The Coaching ‘Process’
After spending most of my leadership career trying to outline the differences between coaching and mentoring (in education), I am now resolved to present them as having more in common than different.
Coaching and mentoring are activities within the area of professional and personal development… thus, a professional coach/mentor can be described as an expert in establishing a relationship with people in a series of conversations with the purpose of serving the clients to improve their performance or enhance their personal development or both, choosing their own goals and ways of doing it.”(Eesc.europa.eu, 2019).
As part of the ILM Level 5 course, we are required to explain what coaching is and given my education context, I gone with van Niewerburgh’s definition with my emphasis.
A one-to-one conversation that focuses on the enhancement of learning and development through increasing self-awareness and a sense of personal responsibility, where the coach facilitates the self-directed learning of the client through questioning, active listening, and appropriate challenge in a supportive and encouraging climate.(van Nieuwerburgh, 2012).
The conclusion is that coaching is a process with the clear aim of improving your performance or enhancing your personal development or both. Coaching is about the client.
Second, that coaching works towards achieving the clients goals by increasing their self-awareness and a sense of personal responsibility, and offering appropriate challenge, in supportive and encouraging climate. Coaching is about their ambitions.
The final reflections is that one of the key contributions of coaching in education is that it legitimises teacher ‘me time.’ In education, time is controlled an extremely proscribed in education. The school year, terms, weekly timetables and coaching gives school leaders and teachers a legitimate opportunity to tuned into themselves.
The second conclusion that I have drawn is that, at the individual level, coaching is a form of personal change management. In that sense, it may benefit aligning with Prosci Change Management ADKAR® Model as do organisational change processes. With this in mind and whilst researching the Standards of Conduct and Ethical Guidelines of the three main coaching organisations, I also moved to defining the coaching as a process as an ‘awareness’ tool to complement the Coaching Agreement.

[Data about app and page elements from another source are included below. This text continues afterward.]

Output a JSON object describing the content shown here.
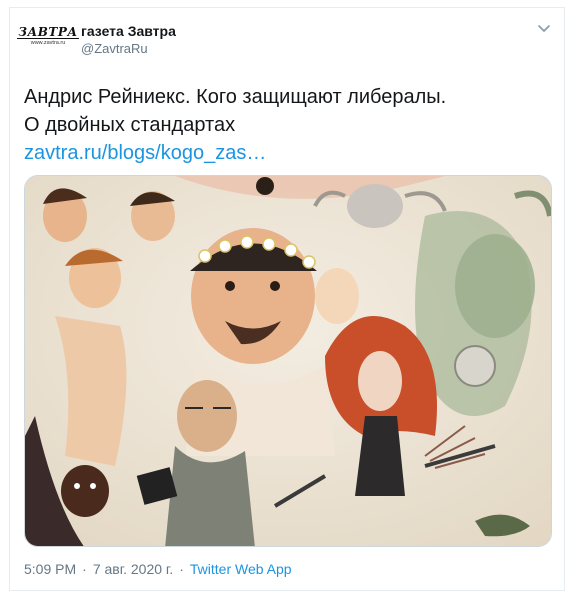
{
  "account": {
    "display_name": "газета Завтра",
    "handle": "@ZavtraRu",
    "avatar_logo_text": "ЗАВТРА",
    "avatar_logo_url": "www.zavtra.ru"
  },
  "tweet": {
    "text_line_1": "Андрис Рейниекс. Кого защищают либералы.",
    "text_line_2": "О двойных стандартах",
    "link_text": "zavtra.ru/blogs/kogo_zas…"
  },
  "footer": {
    "time": "5:09 PM",
    "separator": "·",
    "date": "7 авг. 2020 г.",
    "source": "Twitter Web App"
  },
  "icons": {
    "menu": "chevron-down-icon"
  },
  "colors": {
    "link": "#1b95e0",
    "secondary_text": "#657786",
    "border": "#e6ecf0"
  }
}
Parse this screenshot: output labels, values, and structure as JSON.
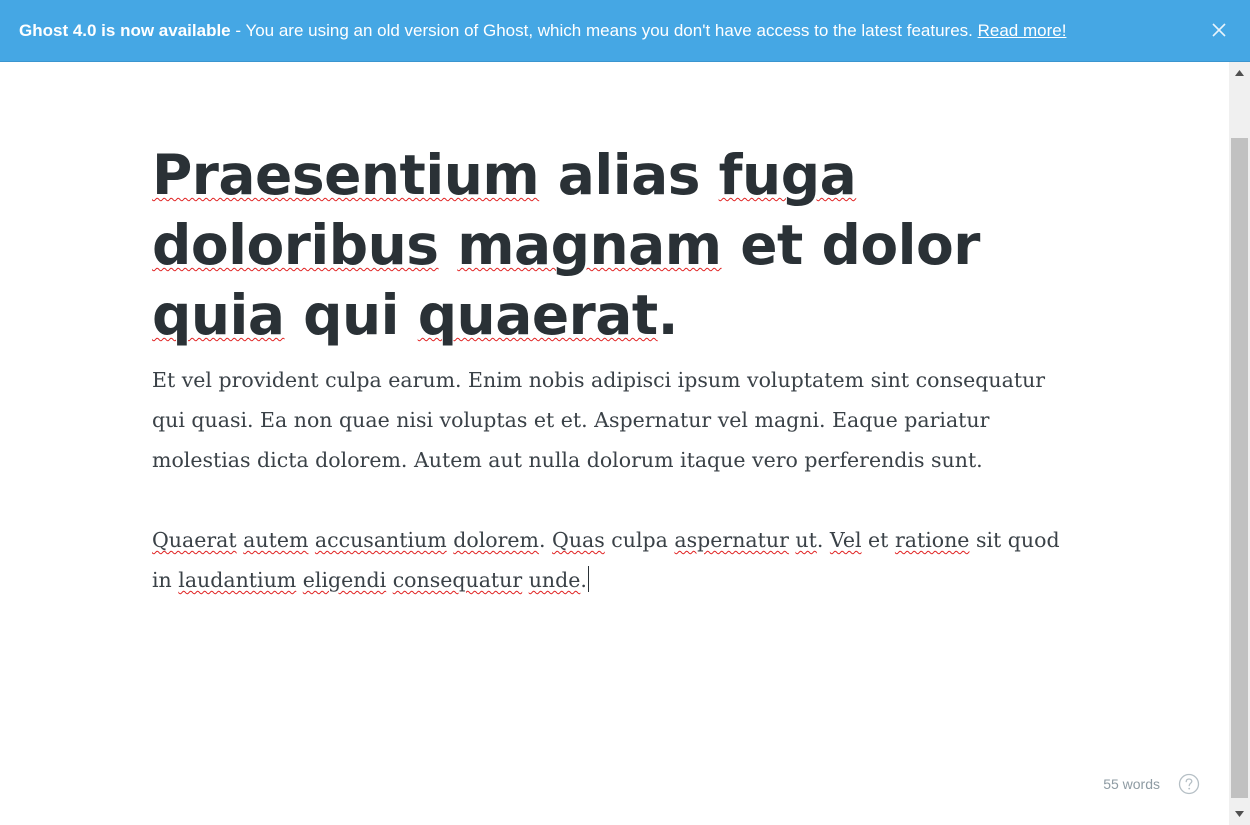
{
  "banner": {
    "headline": "Ghost 4.0 is now available",
    "message": " - You are using an old version of Ghost, which means you don't have access to the latest features. ",
    "link": "Read more!",
    "background": "#45a7e4",
    "close_icon": "close-icon"
  },
  "editor": {
    "title_words": [
      "Praesentium",
      " alias ",
      "fuga",
      " ",
      "doloribus",
      " ",
      "magnam",
      " et dolor ",
      "quia",
      " qui ",
      "quaerat",
      "."
    ],
    "paragraph1": "Et vel provident culpa earum. Enim nobis adipisci ipsum voluptatem sint consequatur qui quasi. Ea non quae nisi voluptas et et. Aspernatur vel magni. Eaque pariatur molestias dicta dolorem. Autem aut nulla dolorum itaque vero perferendis sunt.",
    "paragraph2_words": [
      "Quaerat",
      " ",
      "autem",
      " ",
      "accusantium",
      " ",
      "dolorem",
      ". ",
      "Quas",
      " culpa ",
      "aspernatur",
      " ",
      "ut",
      ". ",
      "Vel",
      " et ",
      "ratione",
      " sit quod in ",
      "laudantium",
      " ",
      "eligendi",
      " ",
      "consequatur",
      " ",
      "unde",
      "."
    ]
  },
  "footer": {
    "word_count": "55 words",
    "help_icon": "help-icon"
  }
}
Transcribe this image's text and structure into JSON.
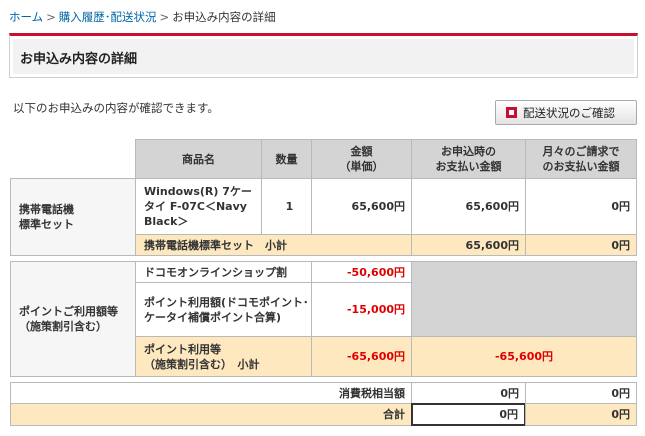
{
  "breadcrumb": {
    "home": "ホーム",
    "history": "購入履歴･配送状況",
    "current": "お申込み内容の詳細",
    "sep": ">"
  },
  "page_title": "お申込み内容の詳細",
  "intro_text": "以下のお申込みの内容が確認できます。",
  "status_button_label": "配送状況のご確認",
  "table": {
    "headers": {
      "product": "商品名",
      "qty": "数量",
      "amount": "金額\n（単価）",
      "pay_at_order": "お申込時の\nお支払い金額",
      "monthly": "月々のご請求で\nのお支払い金額"
    },
    "section1": {
      "label": "携帯電話機\n標準セット",
      "product": "Windows(R) 7ケータイ F-07C＜Navy Black＞",
      "qty": "1",
      "amount": "65,600円",
      "pay_at_order": "65,600円",
      "monthly": "0円",
      "subtotal_label": "携帯電話機標準セット　小計",
      "subtotal_pay_at_order": "65,600円",
      "subtotal_monthly": "0円"
    },
    "section2": {
      "label": "ポイントご利用額等\n（施策割引含む）",
      "item1_label": "ドコモオンラインショップ割",
      "item1_amount": "-50,600円",
      "item2_label": "ポイント利用額(ドコモポイント･ケータイ補償ポイント合算)",
      "item2_amount": "-15,000円",
      "subtotal_label": "ポイント利用等\n（施策割引含む）　小計",
      "subtotal_amount": "-65,600円",
      "subtotal_combined": "-65,600円"
    },
    "tax": {
      "label": "消費税相当額",
      "pay_at_order": "0円",
      "monthly": "0円"
    },
    "total": {
      "label": "合計",
      "pay_at_order": "0円",
      "monthly": "0円"
    }
  },
  "colors": {
    "accent": "#c8102e",
    "link": "#0066a8",
    "header_bg": "#d4d4d4",
    "subtotal_bg": "#fde8c0",
    "negative": "#e00000"
  }
}
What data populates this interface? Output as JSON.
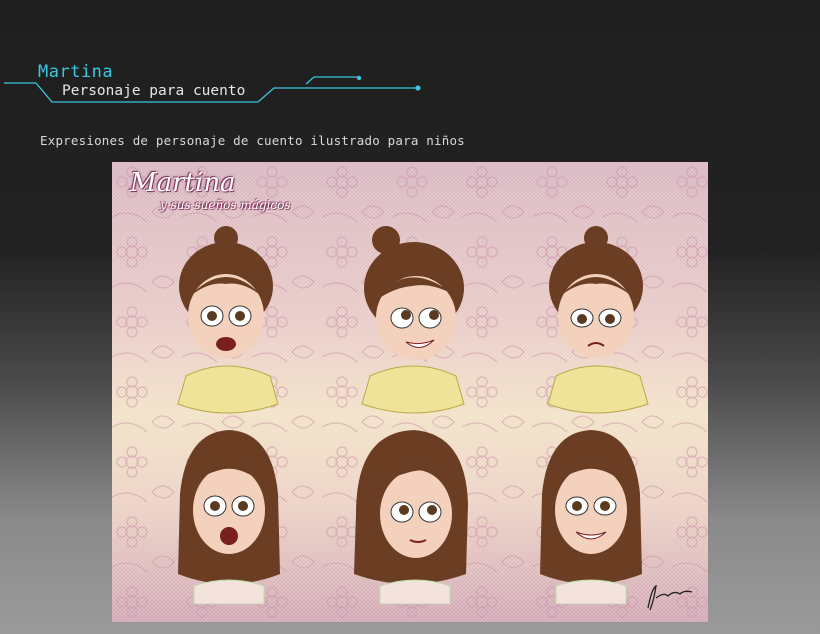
{
  "header": {
    "title": "Martina",
    "subtitle": "Personaje para cuento"
  },
  "description": "Expresiones de personaje de cuento ilustrado para niños",
  "artwork": {
    "logo_title": "Martina",
    "logo_subtitle": "y sus sueños mágicos",
    "expressions": [
      {
        "hair": "bun",
        "mood": "surprised"
      },
      {
        "hair": "bun",
        "mood": "smiling"
      },
      {
        "hair": "bun",
        "mood": "worried"
      },
      {
        "hair": "loose",
        "mood": "shocked"
      },
      {
        "hair": "loose",
        "mood": "calm"
      },
      {
        "hair": "loose",
        "mood": "grinning"
      }
    ]
  },
  "colors": {
    "accent": "#3cc7e0",
    "hair": "#6b3e24",
    "skin": "#f3d1bd",
    "dress": "#efe39a"
  }
}
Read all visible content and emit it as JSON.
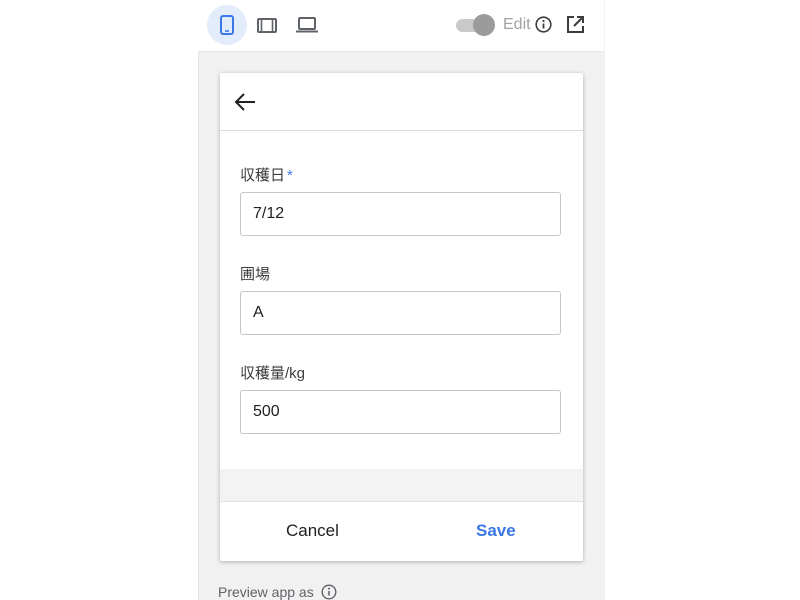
{
  "toolbar": {
    "devices": [
      {
        "name": "phone",
        "active": true
      },
      {
        "name": "tablet",
        "active": false
      },
      {
        "name": "desktop",
        "active": false
      }
    ],
    "edit_label": "Edit",
    "accent": "#3b78e7"
  },
  "form": {
    "fields": [
      {
        "label": "収穫日",
        "required_marker": "*",
        "value": "7/12"
      },
      {
        "label": "圃場",
        "value": "A"
      },
      {
        "label": "収穫量/kg",
        "value": "500"
      }
    ],
    "cancel_label": "Cancel",
    "save_label": "Save"
  },
  "footer": {
    "preview_label": "Preview app as"
  }
}
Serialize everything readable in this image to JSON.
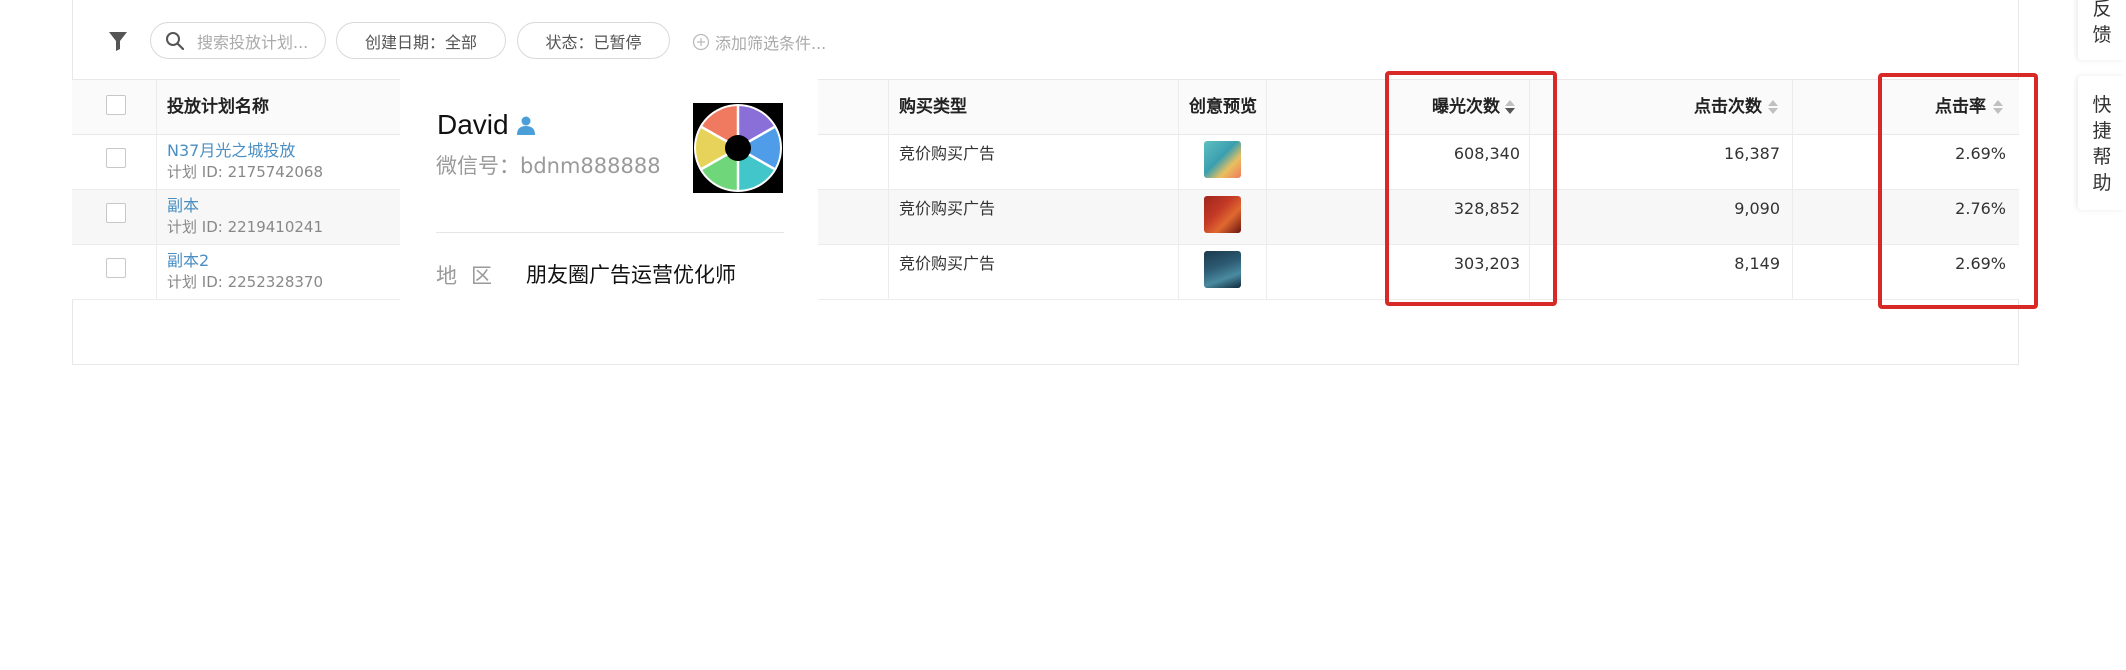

The Coaching Process
In summary, coaching is a process. Coaching is about you, focused on your ambitions and your abilities to achieve them.
Setting the Foundation
Coaches has Standards of Conduct and Ethical Guidelines to adhere to and uphold. One of the key actions of a coach is to apply, exhibit and clearly communicate these core Standards of Conduct and Ethical Guidelines to the client, and I will do, during our Coaching Agreement conversation.
Awareness (forecasting the way forward, ethical security)
Co-creating the Relationship
Coaching is relational and non-judgemental. It is a partnership of two equal parties and therefore benefits from open and honest conversation. Coaching builds on interpersonal rapport, a sense of mutual respect, and confidence and trust in the client.
Awareness and Desire, to lesser extent Knowledge.
It is the coaches responsibility to communicate effectively. It starts with our mutual understanding of what coaching is (and is not) and moves onto the Coaching Agreement. It continues throughout the coaching process and finally concludes it. At the end of the coaching process, the coach will ask you for the client’s feedback.
Facilitating Learning and Results
It is the coaches responsibility to facilitate the coaching conversations and to co-create the clients coaching plan. It is the clients responsibility to manage and fulfil the actions agreed upon.
Knowledge and Ability
It is the coaches responsibility to review and report on the coaching process and to encourage the client to reflect on their performance or on their personal development or both.
Ability and Reinforcement
‘What is Coaching’ and ‘The Coaching Process’ precedes and set the frame for the Coaching Agreement.
I am grateful to Nick White (Education Solutions) for taking the time to leave me a comment over on LinkedIn.
“Pure” coaching is as close as one can get to counselling and other forms of talking therapy. It is vital, then, that coaches have gone through a very rigorous form of self-analysis (e.g. psychoanalysis) and that they should have professional supervision. This may seem like “overkill” but it is very easy as a coach to overlook such issues as transference and counter-transference and thereby misuse the dynamics of the coaching relationship.
As I am sure you will have deduced, I am gradually framing a better understanding of coaching in education – having predominantly experienced and employed a model more influenced by mentoring. “Pure” coaching and other “forms of talking therapy” – I defer to your knowledge and experience. My driver / lens is still with reference to education. I may broaden out as I invest further. Supervision, is a very good point and I am very fortunate there. I will take some to explore the issues of “transference and counter-transference” further. Again, thank you.